In the 1920's Bostonian James Ladley (popularly known as Buck) lived in Caroline Court. Of medium build his tanned skin spoke of an open air life, and his street performances fascinated the crowds in the town. He would allow himself to be tied up in ropes from which he would free himself in an incredibly short time, he would break a piece of glass between his teeth and calmly chew and swallow the larger pieces, he would chew coal and brick and with his two hands bend double a piece of steel half an inch in thickness. Asked how he came to start such an occupation he said that he was out of work and had nothing to eat so he thought he would try to get some money in an honest way, and that is why he went on the market. As previously said, he used to get tied up and free himself in a certain time without undoing the knots. One May Day market two farm labourers, out for a days fun, tied him up and said they would give him five shillings if he could get free within 20 minutes, he told them to put 2/6d each in the ring and he would shake hands with them. They put the money in the ring and as they did he just gave his hands a twist, the ropes fell loose, and he shook hands with them as promised. On another occasion he was doing his turn on Bargate Green when someone in the crowd challenged him as to whether he actually swallowed the glass, the man bet him £5 that he didn't. Buck hadn't the money to cover the bet but another market man lent him the money. Next came the question of how to prove that he really did swallow the glass and it was eventually decided he should undergo an X-ray examination at Boston Hospital, the loser of the bet to pay the cost of the X-ray too. He went for the examination and proved to the satisfaction of the man that there was nothing fake about it and went home that night with £5 in his pocket. Another time a man said to Buck that he could chew glass as well as he could so he thought he would give him a try, he asked the people in the crowd to be witnesses of the fact that the man had agreed to do it at his own risk and they agreed. Buck chewed his into powder and swallowed it and then came the mans turn, as soon as he got it in his mouth he began to bleed and Buck took it from him and dressed his mouth with iodine. The injured man put his hand in his pocket and gave Buck 10 shillings and whenever he passed Buck afterwards he threw 2 shillings in the ring. He took £11 odd that day at Beedall's corner.
After each performance he took two or three teaspoonsfuls of a celebrated golden syrup which cleared all the glass and coal dust out of his system He once had an offer to join the Circus but said the money was not enough in comparison with the risk and so he refused.

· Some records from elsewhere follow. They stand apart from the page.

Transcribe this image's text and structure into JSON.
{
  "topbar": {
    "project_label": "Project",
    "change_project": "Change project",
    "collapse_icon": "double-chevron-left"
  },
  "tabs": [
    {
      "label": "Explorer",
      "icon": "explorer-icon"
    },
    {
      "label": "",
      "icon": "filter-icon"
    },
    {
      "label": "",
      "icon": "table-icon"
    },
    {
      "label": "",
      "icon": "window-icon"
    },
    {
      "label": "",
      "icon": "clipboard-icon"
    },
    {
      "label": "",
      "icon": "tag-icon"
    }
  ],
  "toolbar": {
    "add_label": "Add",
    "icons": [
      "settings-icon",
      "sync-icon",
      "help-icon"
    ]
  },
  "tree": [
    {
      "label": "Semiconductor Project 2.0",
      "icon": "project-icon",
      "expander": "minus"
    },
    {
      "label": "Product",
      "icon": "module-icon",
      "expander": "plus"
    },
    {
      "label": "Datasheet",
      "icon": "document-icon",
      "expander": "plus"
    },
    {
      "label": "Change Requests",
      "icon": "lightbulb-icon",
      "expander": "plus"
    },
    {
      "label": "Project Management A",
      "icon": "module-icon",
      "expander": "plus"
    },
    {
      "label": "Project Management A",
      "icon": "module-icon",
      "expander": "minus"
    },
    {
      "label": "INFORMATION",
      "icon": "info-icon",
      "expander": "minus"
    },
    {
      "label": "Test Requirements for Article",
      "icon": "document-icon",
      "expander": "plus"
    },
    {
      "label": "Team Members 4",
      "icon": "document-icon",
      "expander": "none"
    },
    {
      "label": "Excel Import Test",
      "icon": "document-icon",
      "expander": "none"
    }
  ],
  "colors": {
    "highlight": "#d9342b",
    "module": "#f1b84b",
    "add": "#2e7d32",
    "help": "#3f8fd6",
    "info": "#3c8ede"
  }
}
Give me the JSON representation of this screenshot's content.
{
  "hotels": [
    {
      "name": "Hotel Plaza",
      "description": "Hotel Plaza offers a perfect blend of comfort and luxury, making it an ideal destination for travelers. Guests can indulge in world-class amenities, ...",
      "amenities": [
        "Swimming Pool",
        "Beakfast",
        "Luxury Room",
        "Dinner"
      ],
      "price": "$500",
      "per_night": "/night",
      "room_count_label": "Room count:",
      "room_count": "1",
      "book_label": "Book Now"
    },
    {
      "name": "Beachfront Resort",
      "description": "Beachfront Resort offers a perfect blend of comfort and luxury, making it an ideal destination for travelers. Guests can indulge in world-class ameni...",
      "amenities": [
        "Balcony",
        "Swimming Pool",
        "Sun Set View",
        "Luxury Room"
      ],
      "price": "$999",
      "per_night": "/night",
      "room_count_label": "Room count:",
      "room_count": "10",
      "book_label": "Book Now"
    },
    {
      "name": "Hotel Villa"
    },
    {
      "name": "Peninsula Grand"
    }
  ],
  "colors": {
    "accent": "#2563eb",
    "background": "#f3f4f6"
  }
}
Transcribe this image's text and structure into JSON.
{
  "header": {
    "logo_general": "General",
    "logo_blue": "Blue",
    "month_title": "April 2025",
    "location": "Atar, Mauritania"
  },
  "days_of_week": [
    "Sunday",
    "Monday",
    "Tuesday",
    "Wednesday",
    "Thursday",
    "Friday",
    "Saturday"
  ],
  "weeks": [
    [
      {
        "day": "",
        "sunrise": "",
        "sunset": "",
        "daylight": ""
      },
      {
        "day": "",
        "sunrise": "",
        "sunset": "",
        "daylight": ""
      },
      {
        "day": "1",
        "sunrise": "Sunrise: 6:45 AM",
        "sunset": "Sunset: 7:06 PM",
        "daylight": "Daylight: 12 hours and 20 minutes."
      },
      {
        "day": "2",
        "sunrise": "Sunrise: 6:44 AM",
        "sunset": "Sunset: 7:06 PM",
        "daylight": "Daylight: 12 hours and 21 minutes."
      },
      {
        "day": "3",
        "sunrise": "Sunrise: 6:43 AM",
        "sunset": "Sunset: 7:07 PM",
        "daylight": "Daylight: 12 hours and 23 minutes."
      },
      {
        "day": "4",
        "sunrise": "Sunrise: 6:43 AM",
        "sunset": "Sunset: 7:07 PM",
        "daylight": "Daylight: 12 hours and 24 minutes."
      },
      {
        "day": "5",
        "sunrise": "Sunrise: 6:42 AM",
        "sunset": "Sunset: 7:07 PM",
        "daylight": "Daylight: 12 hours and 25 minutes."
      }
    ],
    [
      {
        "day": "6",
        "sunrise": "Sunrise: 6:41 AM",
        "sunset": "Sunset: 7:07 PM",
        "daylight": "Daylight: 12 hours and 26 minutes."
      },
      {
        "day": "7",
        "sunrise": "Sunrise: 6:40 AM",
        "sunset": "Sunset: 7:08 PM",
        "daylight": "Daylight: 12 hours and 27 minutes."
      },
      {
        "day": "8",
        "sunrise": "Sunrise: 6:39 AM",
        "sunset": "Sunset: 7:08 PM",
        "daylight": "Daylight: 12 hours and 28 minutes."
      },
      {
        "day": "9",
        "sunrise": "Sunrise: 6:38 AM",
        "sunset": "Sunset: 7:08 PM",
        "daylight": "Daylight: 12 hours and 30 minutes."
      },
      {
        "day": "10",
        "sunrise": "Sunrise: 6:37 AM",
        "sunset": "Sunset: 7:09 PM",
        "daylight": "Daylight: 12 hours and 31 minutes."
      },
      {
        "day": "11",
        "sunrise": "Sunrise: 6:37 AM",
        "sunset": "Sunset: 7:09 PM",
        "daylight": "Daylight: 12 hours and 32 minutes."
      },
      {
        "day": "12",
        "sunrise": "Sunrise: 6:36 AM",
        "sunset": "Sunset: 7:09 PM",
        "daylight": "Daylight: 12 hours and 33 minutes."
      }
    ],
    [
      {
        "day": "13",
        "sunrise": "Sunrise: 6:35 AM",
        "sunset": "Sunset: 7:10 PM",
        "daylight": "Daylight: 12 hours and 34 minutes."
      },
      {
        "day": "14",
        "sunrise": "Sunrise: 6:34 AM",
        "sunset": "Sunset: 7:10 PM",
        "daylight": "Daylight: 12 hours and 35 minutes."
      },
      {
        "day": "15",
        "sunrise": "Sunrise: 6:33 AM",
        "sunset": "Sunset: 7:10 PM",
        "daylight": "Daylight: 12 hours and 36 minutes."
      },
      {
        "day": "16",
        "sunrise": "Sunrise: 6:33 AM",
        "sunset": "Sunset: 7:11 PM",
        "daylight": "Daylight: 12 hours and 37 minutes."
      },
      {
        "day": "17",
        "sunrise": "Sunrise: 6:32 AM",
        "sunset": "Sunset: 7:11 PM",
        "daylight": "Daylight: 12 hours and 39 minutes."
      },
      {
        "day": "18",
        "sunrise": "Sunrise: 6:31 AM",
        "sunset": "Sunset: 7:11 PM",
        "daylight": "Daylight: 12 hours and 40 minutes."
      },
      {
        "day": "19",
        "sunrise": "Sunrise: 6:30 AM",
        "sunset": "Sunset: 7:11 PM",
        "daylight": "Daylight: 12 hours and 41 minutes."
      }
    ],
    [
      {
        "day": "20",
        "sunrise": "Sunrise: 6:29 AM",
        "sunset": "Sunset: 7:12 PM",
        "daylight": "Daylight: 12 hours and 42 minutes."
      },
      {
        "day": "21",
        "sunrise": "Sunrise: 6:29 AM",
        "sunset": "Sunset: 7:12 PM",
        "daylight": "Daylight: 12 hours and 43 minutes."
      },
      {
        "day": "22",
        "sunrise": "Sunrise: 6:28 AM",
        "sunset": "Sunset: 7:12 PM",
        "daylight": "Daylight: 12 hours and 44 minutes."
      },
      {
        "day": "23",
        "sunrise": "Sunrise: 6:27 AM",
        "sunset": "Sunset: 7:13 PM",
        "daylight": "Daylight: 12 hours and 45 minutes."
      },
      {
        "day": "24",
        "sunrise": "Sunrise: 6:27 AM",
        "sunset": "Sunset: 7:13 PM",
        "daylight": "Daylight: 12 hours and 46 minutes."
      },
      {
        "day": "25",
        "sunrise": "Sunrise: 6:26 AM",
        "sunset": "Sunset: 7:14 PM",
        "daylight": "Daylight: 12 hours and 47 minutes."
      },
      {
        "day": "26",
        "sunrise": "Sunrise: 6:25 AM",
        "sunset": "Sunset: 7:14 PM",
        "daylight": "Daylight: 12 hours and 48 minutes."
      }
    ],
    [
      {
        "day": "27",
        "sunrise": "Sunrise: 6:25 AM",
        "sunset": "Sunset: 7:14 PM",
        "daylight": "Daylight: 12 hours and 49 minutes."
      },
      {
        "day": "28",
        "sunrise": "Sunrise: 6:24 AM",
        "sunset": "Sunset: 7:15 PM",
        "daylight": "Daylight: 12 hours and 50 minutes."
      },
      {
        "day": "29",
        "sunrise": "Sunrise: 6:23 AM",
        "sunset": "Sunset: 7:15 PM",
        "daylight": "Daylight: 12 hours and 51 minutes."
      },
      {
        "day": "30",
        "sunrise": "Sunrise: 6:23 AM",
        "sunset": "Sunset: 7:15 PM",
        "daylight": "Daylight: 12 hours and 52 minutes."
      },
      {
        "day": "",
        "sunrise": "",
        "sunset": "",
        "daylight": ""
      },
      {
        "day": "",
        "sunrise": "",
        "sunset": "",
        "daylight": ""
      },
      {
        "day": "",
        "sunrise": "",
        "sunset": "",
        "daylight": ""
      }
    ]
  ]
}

In his younger days he was a good boxer, wrestler and a weightlifter, he claimed that when he was 18 he could lift a quarter of a ton and when Fisher Clarks factory was being built he carried five 1cwt bags of cement (a quarter of a ton) tied together from the lorry to inside the building.
He would have been born in about 1889 as in 1935 he was 46 years old and a labourer on the dock. By this time he had not done his "magic" in eight or ten years because certain people in authority did not look with a very favourable eye on his performances in the public streets because of the possible effect they might have on the younger generation but, as shown to a reporter of 1935, he could still bend the steel and lift a 4 stone weight (56lbs) above his head with the little finger of his right hand.